Report, from the records below, every line where the word "image" appears.

Items from an interface collection:
=== Section Start ===
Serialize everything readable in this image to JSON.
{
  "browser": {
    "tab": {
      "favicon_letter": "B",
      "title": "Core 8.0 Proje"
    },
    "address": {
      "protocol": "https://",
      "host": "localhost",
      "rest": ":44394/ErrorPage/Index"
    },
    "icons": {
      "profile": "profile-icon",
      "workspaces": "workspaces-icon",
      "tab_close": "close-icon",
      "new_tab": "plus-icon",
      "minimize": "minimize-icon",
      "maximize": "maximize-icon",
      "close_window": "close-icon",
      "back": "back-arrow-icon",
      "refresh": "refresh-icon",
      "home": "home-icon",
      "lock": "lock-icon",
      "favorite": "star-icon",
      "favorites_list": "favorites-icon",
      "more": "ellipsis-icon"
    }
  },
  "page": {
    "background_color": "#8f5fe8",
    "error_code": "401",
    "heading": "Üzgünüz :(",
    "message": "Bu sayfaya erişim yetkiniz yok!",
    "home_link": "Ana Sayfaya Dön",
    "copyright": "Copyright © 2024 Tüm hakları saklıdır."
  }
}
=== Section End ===
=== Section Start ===
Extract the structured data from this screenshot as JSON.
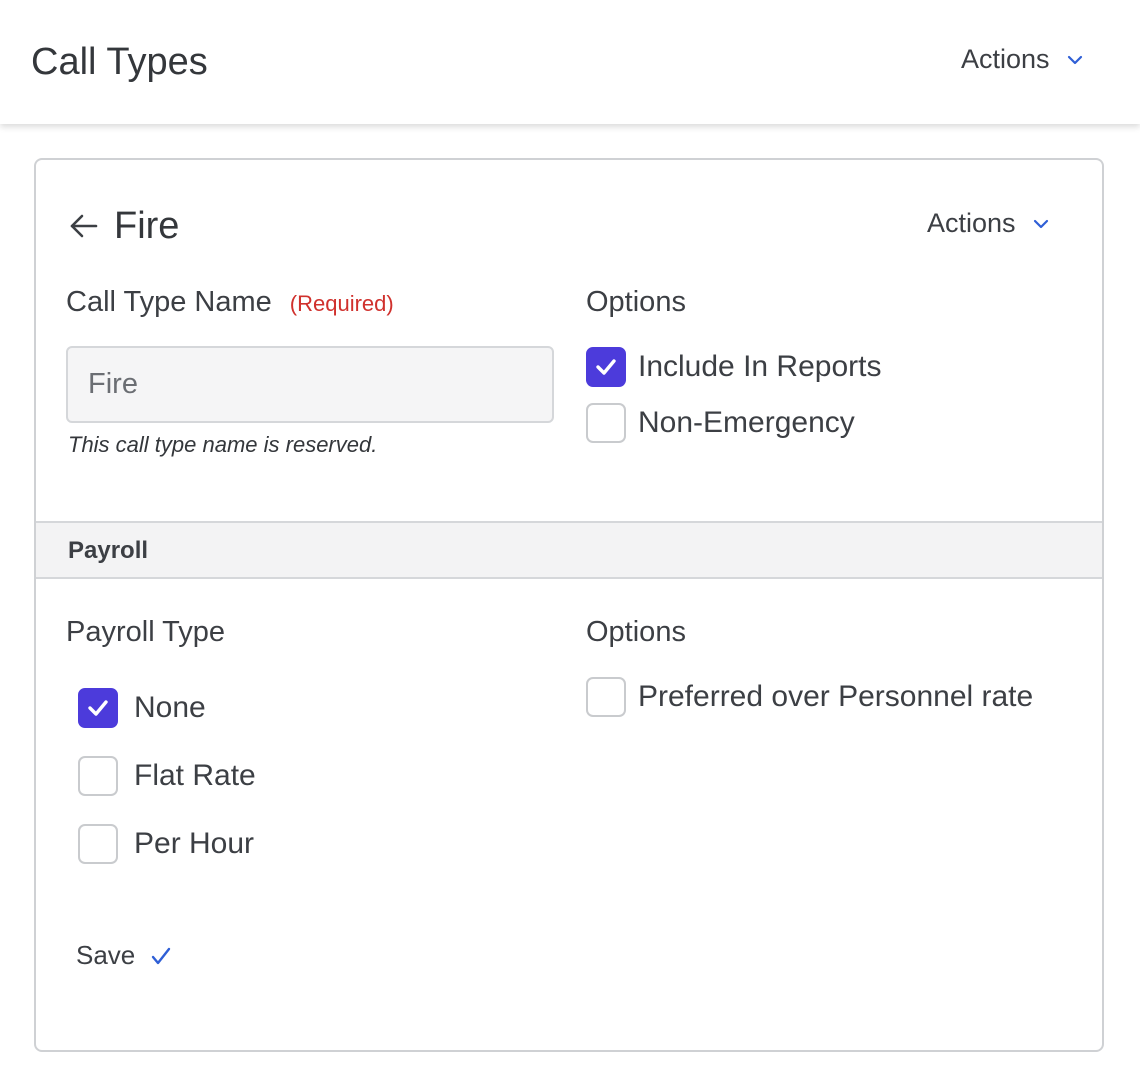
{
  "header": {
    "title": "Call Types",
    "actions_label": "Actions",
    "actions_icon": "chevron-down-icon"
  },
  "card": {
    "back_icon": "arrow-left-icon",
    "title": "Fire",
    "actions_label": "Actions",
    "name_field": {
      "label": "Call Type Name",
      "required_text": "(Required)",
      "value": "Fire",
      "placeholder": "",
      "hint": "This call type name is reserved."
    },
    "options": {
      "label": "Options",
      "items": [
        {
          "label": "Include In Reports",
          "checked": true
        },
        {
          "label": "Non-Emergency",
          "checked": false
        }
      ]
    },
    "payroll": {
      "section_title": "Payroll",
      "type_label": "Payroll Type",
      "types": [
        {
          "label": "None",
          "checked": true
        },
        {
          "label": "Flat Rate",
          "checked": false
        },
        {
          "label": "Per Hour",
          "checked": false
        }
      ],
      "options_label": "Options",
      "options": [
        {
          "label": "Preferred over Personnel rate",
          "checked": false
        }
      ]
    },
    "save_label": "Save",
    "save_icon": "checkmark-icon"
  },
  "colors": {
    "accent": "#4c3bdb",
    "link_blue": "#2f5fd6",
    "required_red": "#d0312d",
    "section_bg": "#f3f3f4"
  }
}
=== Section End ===
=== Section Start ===
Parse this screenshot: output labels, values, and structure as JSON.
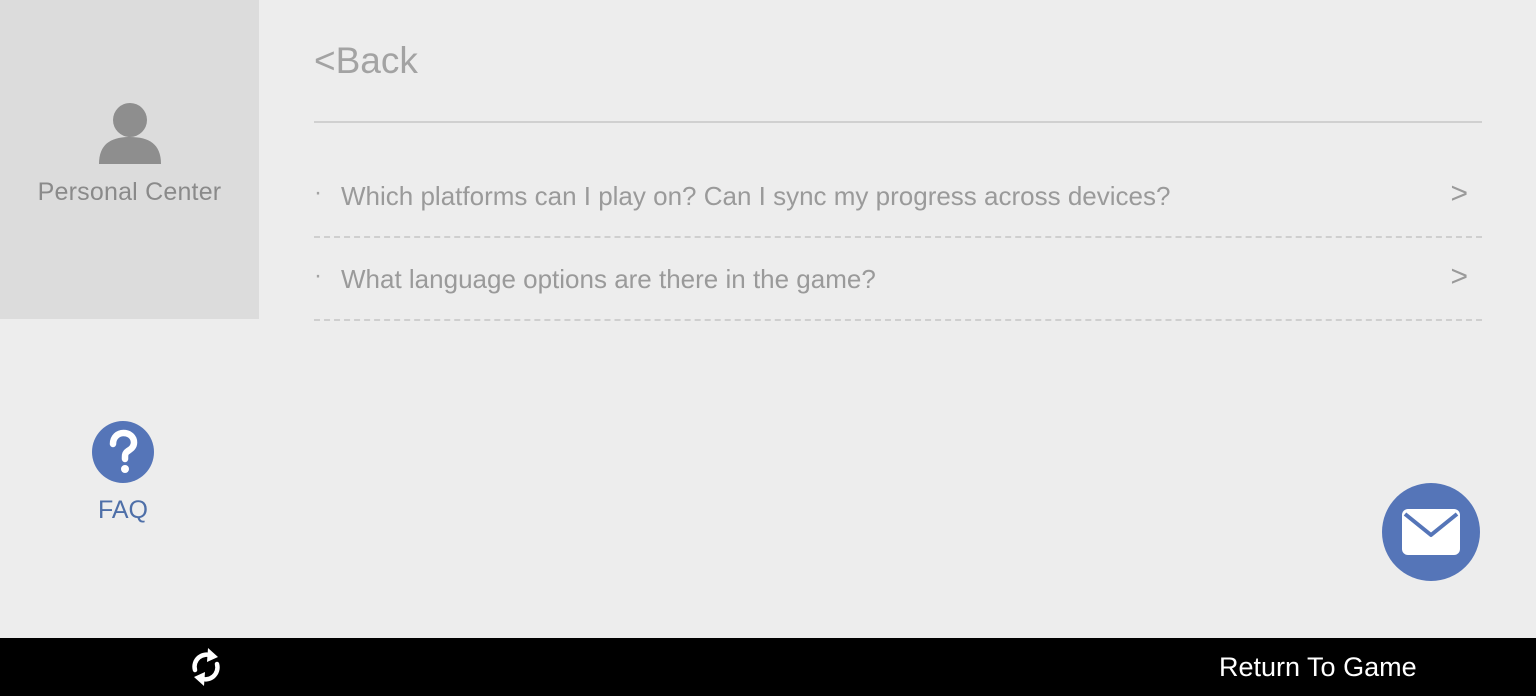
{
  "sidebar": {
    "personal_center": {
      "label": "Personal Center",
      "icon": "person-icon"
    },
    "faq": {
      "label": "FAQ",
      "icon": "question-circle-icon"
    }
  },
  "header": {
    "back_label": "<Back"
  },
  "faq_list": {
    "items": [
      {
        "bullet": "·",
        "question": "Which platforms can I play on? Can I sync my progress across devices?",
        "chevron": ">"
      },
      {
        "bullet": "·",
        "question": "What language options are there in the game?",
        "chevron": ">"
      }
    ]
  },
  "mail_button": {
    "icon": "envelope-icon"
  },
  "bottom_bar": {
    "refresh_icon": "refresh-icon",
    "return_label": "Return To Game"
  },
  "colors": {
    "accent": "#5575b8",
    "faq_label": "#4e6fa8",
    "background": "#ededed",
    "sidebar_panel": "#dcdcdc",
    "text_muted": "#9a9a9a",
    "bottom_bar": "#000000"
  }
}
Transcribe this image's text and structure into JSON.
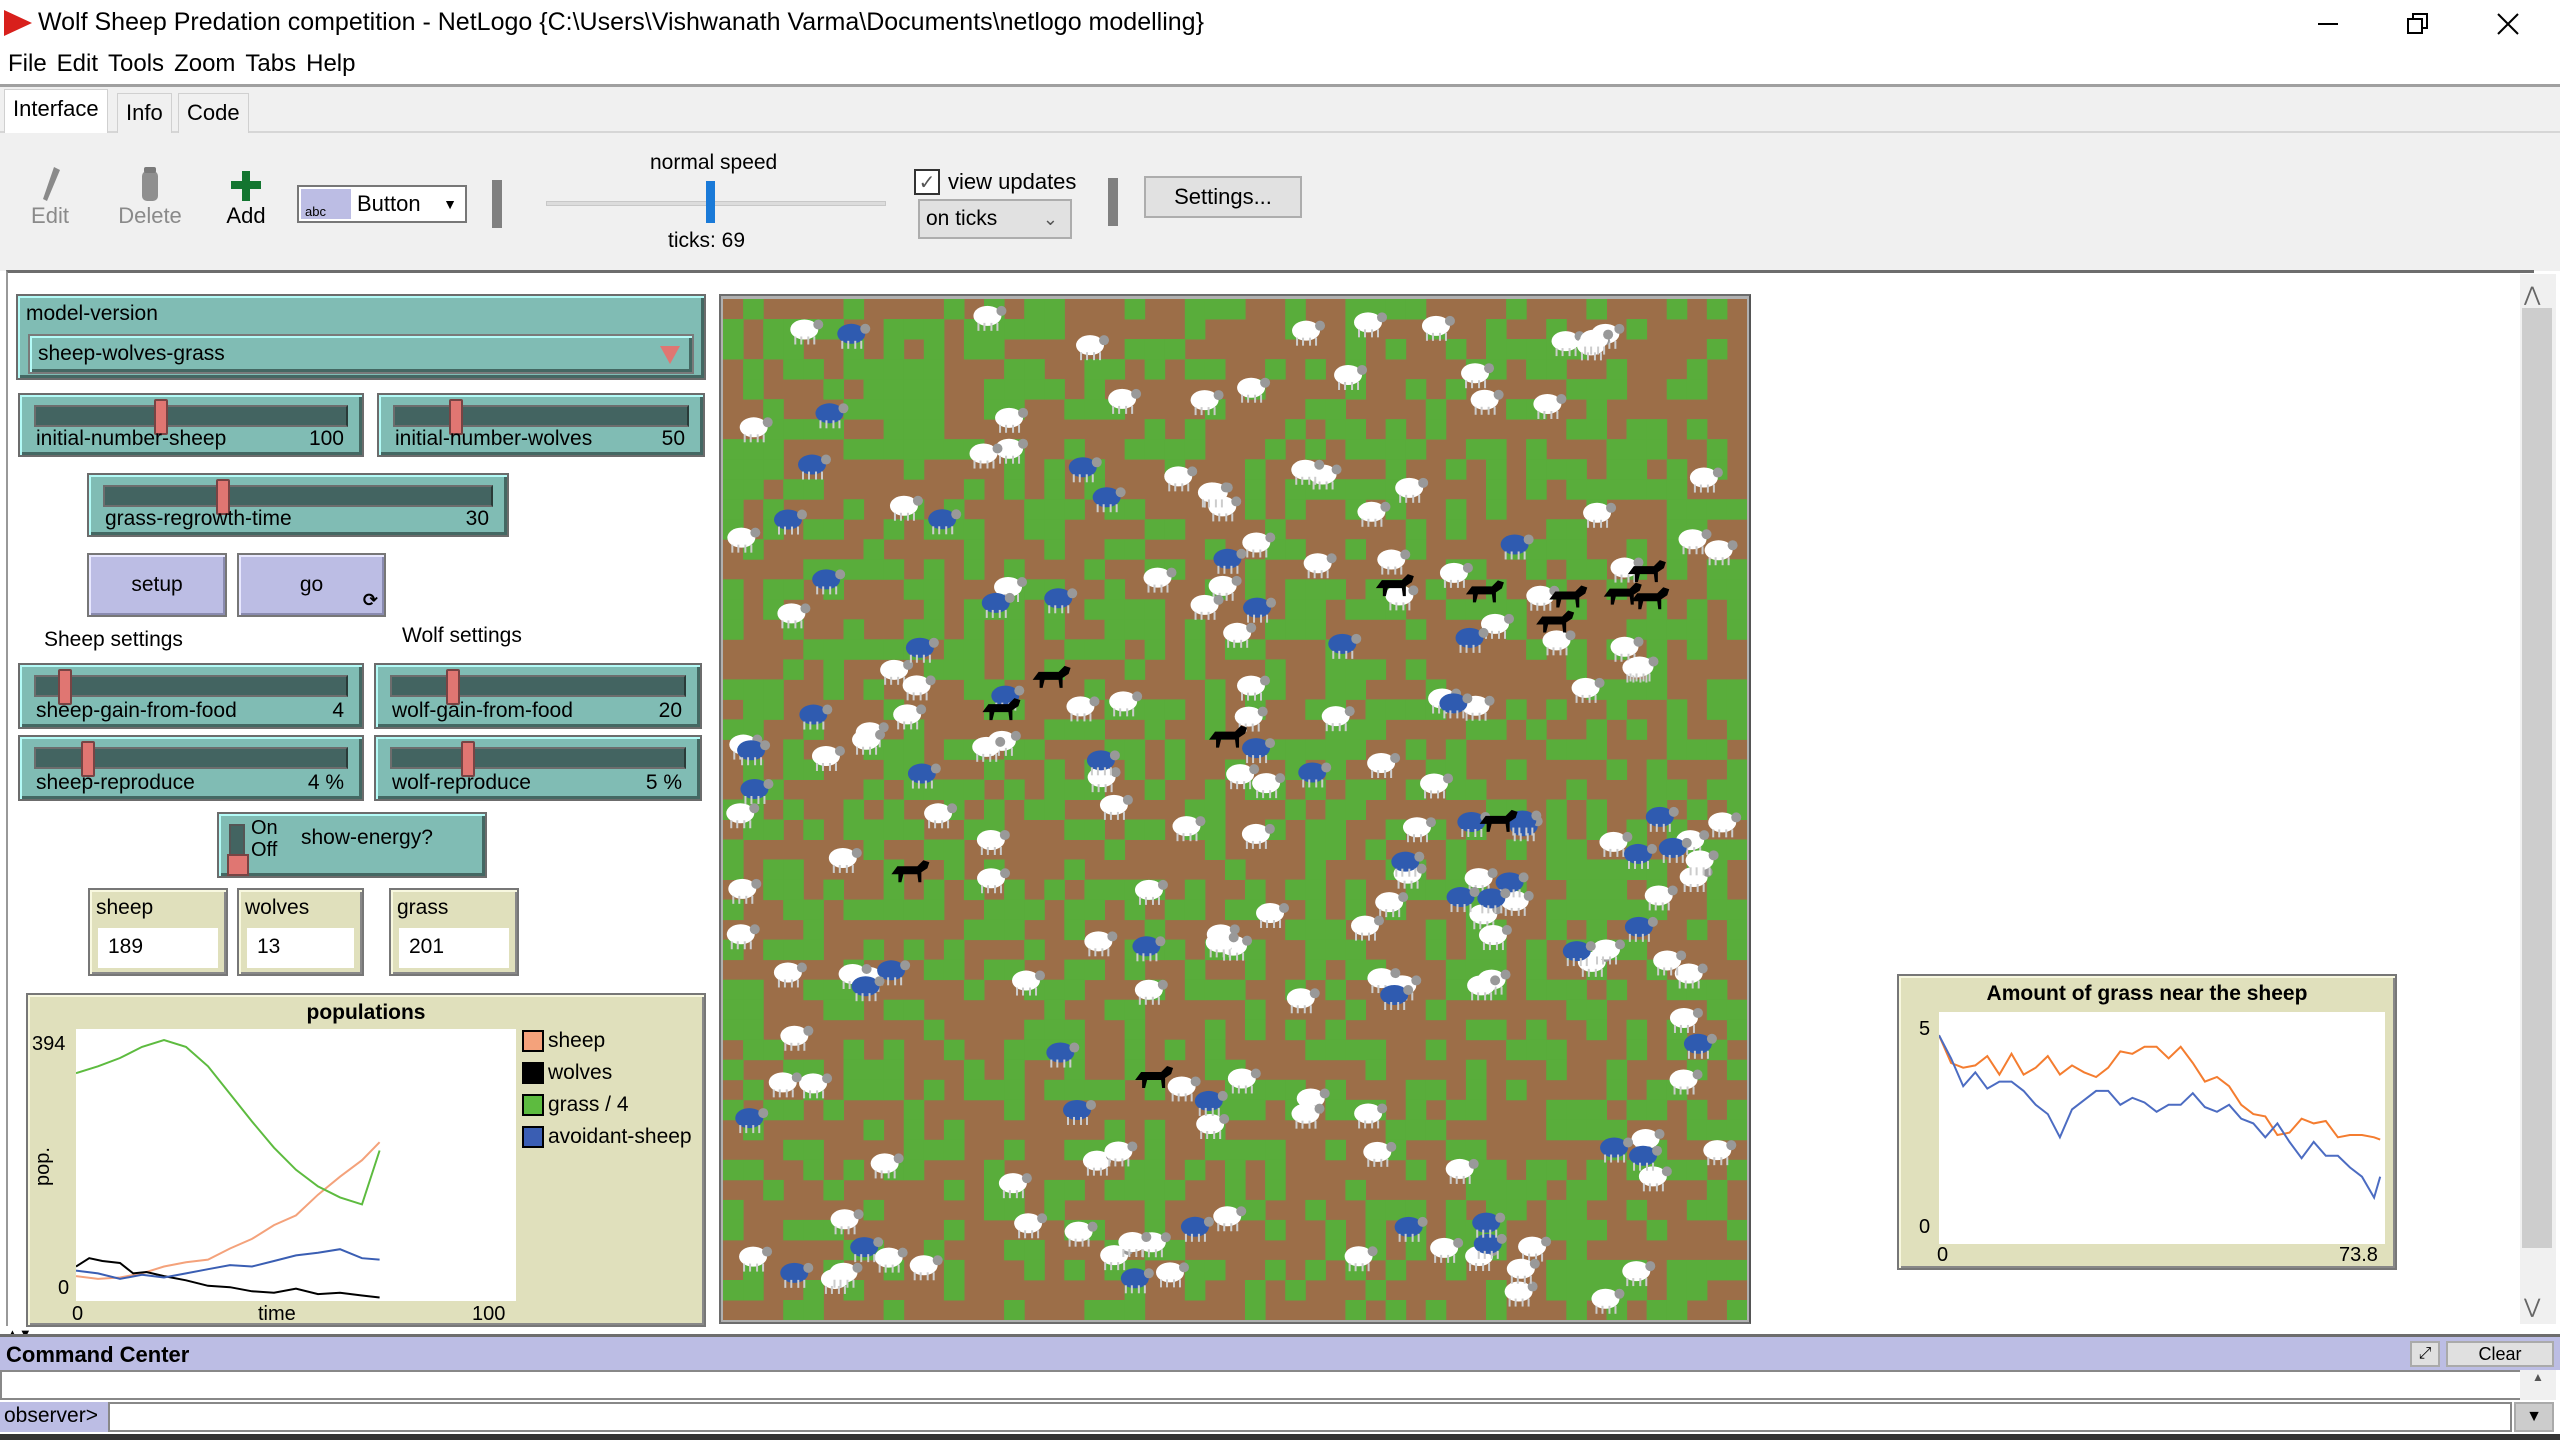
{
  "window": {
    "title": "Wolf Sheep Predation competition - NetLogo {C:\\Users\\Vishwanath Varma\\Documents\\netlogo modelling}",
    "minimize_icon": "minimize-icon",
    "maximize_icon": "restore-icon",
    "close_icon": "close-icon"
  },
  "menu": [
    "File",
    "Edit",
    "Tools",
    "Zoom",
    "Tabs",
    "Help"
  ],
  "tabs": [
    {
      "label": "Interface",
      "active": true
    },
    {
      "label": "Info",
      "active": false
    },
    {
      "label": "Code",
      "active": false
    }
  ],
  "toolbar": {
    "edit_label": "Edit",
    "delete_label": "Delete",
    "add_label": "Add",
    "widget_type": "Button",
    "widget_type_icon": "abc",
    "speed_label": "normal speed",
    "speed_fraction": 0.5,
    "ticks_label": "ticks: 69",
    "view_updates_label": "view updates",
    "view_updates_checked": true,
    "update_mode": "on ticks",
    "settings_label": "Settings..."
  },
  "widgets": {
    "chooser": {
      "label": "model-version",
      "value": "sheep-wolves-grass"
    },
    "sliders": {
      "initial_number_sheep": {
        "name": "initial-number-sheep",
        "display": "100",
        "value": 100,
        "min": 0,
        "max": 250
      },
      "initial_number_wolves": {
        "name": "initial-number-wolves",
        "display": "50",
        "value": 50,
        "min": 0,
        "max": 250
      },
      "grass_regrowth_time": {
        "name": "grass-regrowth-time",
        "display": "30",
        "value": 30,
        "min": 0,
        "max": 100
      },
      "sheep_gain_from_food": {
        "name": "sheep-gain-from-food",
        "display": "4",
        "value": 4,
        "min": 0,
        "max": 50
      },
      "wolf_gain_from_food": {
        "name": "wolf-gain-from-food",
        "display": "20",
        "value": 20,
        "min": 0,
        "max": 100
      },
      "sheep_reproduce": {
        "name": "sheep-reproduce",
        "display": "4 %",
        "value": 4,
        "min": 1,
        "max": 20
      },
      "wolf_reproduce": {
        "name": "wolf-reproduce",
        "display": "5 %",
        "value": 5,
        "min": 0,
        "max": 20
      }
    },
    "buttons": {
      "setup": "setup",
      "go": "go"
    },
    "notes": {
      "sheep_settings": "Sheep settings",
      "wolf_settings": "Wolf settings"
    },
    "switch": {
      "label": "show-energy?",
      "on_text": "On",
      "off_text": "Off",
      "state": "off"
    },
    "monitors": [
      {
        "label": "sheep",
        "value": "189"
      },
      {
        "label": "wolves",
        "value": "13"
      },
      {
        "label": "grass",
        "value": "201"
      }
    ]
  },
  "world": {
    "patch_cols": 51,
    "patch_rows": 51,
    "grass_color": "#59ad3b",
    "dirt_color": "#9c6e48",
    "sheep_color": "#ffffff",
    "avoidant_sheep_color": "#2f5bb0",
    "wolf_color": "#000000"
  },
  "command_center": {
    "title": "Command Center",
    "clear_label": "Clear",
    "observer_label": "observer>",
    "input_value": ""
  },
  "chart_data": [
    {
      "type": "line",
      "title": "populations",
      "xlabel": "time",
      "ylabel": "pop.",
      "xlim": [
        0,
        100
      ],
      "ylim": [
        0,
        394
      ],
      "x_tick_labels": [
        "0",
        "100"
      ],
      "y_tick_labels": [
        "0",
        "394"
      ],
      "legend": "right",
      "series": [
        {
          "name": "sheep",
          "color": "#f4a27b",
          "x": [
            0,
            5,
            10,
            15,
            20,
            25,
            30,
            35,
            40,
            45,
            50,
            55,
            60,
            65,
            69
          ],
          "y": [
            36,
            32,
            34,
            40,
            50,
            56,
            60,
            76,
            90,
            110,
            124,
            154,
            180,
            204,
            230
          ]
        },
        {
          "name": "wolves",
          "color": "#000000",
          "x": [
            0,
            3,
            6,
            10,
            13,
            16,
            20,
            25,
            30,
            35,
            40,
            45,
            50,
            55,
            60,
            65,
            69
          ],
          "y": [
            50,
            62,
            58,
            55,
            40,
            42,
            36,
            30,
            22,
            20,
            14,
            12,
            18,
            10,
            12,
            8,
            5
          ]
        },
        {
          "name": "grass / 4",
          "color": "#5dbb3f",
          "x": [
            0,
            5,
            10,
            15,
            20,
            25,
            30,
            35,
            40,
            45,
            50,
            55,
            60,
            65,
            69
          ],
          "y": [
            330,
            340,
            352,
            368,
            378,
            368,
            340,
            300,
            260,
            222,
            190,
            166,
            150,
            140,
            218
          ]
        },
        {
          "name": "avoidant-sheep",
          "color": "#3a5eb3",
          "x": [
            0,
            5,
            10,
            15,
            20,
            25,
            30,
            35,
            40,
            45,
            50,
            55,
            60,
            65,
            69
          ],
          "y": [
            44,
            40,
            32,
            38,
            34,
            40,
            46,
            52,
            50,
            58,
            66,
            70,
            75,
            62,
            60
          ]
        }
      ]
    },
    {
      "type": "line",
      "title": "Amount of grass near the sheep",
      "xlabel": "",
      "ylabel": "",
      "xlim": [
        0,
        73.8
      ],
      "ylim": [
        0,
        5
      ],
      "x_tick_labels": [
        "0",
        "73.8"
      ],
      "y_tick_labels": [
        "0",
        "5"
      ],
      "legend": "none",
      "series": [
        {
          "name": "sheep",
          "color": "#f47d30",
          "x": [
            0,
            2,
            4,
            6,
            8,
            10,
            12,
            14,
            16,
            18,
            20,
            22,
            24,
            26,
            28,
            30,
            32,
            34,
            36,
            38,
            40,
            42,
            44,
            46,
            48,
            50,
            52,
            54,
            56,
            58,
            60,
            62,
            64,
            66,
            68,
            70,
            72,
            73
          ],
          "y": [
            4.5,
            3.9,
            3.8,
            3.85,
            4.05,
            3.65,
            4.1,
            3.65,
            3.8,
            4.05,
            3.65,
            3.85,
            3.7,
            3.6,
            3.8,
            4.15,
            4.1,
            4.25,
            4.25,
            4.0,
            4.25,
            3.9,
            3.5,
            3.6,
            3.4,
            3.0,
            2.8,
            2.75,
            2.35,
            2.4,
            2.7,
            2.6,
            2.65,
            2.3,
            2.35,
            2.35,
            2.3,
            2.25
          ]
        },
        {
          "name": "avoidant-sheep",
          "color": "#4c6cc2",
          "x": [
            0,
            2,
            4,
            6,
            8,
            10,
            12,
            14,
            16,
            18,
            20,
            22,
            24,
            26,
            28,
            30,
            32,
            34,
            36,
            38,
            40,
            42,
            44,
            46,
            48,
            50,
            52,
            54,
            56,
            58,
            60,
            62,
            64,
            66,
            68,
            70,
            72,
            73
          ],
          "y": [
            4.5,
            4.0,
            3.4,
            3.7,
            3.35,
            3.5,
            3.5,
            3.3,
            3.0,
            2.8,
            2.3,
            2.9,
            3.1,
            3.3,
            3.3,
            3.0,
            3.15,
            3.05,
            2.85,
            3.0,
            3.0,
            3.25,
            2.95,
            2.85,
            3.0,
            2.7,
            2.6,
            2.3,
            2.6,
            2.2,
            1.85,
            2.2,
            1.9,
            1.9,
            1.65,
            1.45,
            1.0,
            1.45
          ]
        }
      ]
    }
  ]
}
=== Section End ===
Exercise response:
Serialize everything readable in this image to JSON.
Transcribe this image's text and structure into JSON.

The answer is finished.